Problem to solve.
The word "культури" marks the lines you need; copy each of them from the data.

Supplied records.
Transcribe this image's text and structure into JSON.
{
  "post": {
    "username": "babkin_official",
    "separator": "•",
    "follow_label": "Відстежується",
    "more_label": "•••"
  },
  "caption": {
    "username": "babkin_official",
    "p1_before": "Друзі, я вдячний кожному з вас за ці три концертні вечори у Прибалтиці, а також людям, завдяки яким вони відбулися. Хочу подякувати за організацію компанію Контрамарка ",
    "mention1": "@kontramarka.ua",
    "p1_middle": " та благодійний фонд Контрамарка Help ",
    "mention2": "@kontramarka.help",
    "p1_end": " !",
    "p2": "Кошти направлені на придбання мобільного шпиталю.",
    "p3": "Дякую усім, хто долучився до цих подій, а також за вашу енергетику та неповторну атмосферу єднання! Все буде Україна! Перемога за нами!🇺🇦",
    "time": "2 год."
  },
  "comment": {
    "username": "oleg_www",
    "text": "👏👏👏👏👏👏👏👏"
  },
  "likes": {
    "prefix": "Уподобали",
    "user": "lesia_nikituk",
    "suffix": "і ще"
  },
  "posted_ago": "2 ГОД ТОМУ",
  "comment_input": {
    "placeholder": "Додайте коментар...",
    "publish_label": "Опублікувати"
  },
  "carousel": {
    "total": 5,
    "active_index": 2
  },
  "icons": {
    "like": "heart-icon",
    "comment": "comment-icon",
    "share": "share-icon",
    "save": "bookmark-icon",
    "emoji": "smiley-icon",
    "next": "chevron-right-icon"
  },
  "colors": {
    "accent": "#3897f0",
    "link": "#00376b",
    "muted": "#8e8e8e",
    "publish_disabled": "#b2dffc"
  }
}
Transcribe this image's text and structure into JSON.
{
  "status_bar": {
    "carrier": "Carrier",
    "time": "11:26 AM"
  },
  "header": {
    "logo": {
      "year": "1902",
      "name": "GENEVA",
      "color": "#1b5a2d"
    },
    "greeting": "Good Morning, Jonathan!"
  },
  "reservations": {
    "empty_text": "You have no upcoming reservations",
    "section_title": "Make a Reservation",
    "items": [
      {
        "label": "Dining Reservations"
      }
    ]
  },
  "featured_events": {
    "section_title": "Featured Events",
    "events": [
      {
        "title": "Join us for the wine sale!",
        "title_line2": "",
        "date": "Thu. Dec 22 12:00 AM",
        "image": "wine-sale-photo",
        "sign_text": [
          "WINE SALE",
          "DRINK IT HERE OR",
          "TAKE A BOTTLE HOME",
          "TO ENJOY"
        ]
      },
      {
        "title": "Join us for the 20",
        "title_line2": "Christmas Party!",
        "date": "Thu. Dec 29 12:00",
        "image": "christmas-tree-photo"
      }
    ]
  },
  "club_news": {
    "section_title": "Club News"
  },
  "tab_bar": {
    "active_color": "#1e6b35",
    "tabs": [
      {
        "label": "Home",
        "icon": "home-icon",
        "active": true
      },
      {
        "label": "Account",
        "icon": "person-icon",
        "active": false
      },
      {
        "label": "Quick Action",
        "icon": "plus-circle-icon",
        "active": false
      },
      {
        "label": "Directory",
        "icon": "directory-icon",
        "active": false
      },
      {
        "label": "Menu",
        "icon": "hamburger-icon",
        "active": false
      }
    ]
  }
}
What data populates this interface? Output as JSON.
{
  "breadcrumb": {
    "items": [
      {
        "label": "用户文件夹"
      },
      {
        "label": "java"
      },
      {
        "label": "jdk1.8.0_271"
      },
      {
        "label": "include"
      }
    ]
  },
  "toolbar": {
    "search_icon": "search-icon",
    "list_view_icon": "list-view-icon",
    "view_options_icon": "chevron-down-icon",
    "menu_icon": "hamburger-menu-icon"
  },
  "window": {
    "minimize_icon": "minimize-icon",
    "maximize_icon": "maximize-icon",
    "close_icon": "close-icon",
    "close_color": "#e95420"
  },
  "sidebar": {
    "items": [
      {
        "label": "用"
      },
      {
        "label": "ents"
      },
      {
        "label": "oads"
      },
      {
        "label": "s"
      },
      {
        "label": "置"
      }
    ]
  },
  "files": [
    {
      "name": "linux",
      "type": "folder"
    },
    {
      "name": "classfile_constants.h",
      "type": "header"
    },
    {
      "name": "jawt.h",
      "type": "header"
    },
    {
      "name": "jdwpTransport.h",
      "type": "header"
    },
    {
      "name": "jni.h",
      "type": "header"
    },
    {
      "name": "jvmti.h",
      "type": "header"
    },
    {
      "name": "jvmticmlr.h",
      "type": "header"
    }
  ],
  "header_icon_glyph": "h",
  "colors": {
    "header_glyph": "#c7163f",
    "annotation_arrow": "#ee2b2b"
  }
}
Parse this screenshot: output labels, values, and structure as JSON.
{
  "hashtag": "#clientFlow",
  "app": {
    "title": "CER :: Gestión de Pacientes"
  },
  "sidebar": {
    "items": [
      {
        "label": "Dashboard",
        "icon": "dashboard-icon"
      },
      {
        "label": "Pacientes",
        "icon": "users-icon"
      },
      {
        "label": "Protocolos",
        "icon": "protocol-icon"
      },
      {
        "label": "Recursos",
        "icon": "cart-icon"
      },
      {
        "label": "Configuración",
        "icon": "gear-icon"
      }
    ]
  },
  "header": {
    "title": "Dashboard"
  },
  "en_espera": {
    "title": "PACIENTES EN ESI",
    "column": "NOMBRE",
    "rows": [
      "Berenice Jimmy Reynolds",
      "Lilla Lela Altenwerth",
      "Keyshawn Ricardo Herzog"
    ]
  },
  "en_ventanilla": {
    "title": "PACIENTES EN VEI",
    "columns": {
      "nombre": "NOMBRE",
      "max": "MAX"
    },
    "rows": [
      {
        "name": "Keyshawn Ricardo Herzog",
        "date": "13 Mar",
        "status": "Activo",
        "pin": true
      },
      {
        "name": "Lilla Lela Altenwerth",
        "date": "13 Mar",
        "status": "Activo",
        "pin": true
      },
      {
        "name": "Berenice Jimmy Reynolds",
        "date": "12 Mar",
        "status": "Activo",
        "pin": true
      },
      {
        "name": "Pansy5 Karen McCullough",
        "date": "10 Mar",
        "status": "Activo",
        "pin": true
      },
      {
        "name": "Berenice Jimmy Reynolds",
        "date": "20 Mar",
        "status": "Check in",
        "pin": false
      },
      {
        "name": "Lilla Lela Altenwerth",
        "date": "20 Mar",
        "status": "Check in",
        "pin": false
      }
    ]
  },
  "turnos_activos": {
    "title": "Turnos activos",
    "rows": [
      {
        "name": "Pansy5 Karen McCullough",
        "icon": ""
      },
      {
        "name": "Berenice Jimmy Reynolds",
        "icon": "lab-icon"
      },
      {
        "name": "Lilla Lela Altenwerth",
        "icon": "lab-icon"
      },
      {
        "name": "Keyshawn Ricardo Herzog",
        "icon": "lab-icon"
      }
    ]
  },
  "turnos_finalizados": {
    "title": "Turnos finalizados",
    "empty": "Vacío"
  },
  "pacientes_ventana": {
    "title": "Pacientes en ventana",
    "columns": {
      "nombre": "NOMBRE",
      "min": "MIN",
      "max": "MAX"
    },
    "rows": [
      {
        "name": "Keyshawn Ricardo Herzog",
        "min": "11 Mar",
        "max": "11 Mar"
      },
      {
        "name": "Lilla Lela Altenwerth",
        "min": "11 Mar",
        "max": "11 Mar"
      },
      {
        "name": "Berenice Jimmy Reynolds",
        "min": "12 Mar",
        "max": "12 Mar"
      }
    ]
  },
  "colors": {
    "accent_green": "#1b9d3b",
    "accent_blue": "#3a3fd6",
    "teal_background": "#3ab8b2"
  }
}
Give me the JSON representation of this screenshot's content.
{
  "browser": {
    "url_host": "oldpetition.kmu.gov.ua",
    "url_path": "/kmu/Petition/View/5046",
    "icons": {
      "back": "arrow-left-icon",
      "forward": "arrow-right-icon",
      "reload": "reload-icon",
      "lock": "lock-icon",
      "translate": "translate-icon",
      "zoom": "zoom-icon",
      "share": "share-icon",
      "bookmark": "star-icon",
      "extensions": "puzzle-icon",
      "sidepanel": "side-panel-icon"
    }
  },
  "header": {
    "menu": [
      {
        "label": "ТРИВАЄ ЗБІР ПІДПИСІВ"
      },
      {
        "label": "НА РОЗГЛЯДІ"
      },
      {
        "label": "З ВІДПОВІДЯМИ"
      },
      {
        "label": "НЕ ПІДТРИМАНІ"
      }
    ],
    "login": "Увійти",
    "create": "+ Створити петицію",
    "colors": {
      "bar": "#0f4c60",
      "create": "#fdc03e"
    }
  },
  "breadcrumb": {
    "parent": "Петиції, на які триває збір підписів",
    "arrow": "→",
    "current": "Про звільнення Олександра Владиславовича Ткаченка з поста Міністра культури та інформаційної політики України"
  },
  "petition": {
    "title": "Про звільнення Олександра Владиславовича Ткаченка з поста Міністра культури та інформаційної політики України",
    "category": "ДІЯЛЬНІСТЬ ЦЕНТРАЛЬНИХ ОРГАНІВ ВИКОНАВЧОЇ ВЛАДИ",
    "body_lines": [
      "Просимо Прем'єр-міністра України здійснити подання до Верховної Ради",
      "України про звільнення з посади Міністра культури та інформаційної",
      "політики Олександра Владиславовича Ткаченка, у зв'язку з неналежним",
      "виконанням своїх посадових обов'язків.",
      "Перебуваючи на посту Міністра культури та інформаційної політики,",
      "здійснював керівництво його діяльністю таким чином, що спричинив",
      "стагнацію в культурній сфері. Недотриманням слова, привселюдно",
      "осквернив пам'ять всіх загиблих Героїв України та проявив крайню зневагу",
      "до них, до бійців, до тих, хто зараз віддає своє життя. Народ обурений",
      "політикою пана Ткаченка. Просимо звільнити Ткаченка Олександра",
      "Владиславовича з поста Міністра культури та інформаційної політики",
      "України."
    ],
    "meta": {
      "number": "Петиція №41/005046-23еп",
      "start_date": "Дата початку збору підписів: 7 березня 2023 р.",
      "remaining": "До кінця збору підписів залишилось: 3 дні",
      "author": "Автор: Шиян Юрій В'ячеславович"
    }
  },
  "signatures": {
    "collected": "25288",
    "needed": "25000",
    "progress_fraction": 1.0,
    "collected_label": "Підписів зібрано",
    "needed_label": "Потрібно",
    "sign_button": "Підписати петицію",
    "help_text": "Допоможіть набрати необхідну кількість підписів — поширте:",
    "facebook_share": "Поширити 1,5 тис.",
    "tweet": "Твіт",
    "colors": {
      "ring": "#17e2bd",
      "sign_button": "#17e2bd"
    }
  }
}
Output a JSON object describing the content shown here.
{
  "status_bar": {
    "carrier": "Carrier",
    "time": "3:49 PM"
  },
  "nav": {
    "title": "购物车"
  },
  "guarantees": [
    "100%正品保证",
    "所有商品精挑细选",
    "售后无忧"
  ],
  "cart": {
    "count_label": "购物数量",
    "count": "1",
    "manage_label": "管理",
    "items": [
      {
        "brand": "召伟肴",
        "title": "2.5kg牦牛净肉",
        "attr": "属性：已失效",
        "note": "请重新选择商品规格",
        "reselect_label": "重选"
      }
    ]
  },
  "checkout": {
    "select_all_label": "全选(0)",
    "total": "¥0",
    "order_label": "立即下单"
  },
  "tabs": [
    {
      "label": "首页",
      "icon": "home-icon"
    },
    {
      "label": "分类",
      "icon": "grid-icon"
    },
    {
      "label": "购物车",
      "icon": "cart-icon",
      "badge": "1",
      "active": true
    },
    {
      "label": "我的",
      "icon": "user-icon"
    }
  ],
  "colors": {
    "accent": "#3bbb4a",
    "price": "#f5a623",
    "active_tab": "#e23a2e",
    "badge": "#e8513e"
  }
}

Your response.
    "current": "Про звільнення Олександра Владиславовича Ткаченка з поста Міністра культури та інформаційної політики України"
    "title": "Про звільнення Олександра Владиславовича Ткаченка з поста Міністра культури та інформаційної політики України",
      "України про звільнення з посади Міністра культури та інформаційної",
      "Перебуваючи на посту Міністра культури та інформаційної політики,",
      "Владиславовича з поста Міністра культури та інформаційної політики",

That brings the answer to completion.